|Title||The effect of education on political engagement in weakly institutionalized countries: evidence from Nigeria|
Developing countries are currently experiencing unprecedented increases in primary schooling. While education increases civic and political participation in developed democracies, this may not occur in weakly institutionalized countries. Beyond concerns about education’s effectiveness, education could contribute to local political capture
by dominant groups or conflict in divided societies. Leveraging variation across local governments areas and gender in the intensity of Nigeria’s 1976 Universal Primary Education reform—possibly the largest-scale educational expansion in African history—to instrument for primary schooling, we identify large long-run political effects:
up to 33 years after starting primary school, citizens are considerably more interested in politics, more likely to vote and contact local government councilors, participate in community associations, and supportive of democracy in the abstract. Contrary to concerns about potential anti-democratic effects, our results are strongest among minority ethnic and religious groups and in fractionalized areas, and respondents show no increase in support for political violence or own-group identification.

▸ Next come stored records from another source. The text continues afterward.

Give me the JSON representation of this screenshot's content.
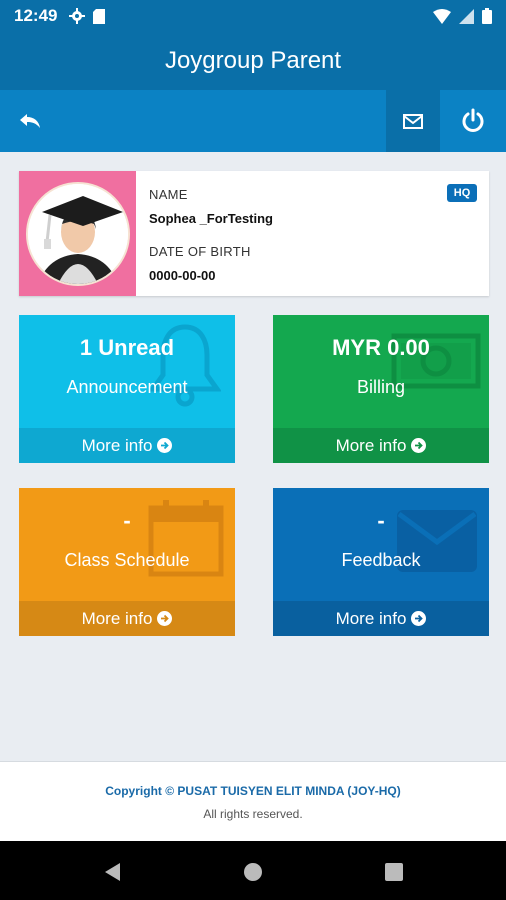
{
  "status_bar": {
    "time": "12:49"
  },
  "header": {
    "title_bold": "Joygroup",
    "title_rest": " Parent"
  },
  "profile": {
    "name_label": "NAME",
    "name_value": "Sophea _ForTesting",
    "dob_label": "DATE OF BIRTH",
    "dob_value": "0000-00-00",
    "badge": "HQ"
  },
  "tiles": [
    {
      "value": "1 Unread",
      "label": "Announcement",
      "more": "More info"
    },
    {
      "value": "MYR 0.00",
      "label": "Billing",
      "more": "More info"
    },
    {
      "value": "-",
      "label": "Class Schedule",
      "more": "More info"
    },
    {
      "value": "-",
      "label": "Feedback",
      "more": "More info"
    }
  ],
  "footer": {
    "copyright_prefix": "Copyright ©",
    "copyright_org": "PUSAT TUISYEN ELIT MINDA (JOY-HQ)",
    "rights": "All rights reserved."
  },
  "icons": {
    "back": "reply-icon",
    "mail": "envelope-icon",
    "power": "power-icon"
  },
  "colors": {
    "primary": "#0a6fa8",
    "toolbar": "#0b82c4",
    "announcement": "#0fbfe8",
    "billing": "#14a84f",
    "schedule": "#f29a16",
    "feedback": "#0a6fb7"
  }
}
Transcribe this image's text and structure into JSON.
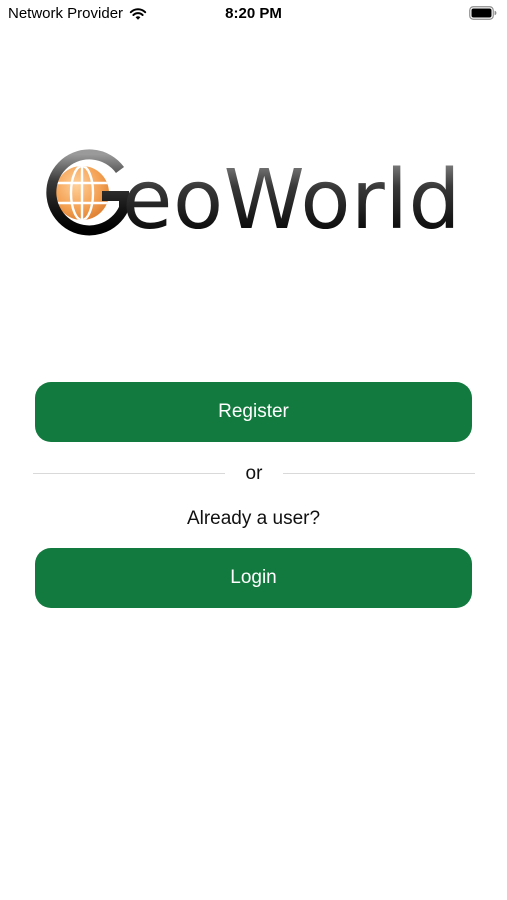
{
  "status_bar": {
    "carrier": "Network Provider",
    "time": "8:20 PM",
    "wifi_icon": "wifi-icon",
    "battery_icon": "battery-icon"
  },
  "logo": {
    "text": "GeoWorld",
    "icon": "globe-icon",
    "globe_color": "#f0a050"
  },
  "actions": {
    "register_label": "Register",
    "divider_text": "or",
    "already_user_text": "Already a user?",
    "login_label": "Login"
  },
  "colors": {
    "button_background": "#127a3e",
    "button_text": "#ffffff",
    "divider": "#d9d9d9",
    "background": "#ffffff"
  }
}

|»||Africa - Afrobarometer Survey 1999-2001, Merged 12 Country|
|»||Africa - Afrobarometer Survey 2002-2004, Merged 16 Country|
|»||Africa - Afrobarometer Survey 2005-2006, Merged 18 Country|
|»||Africa - Afrobarometer Survey 2008, Merged 20 Country|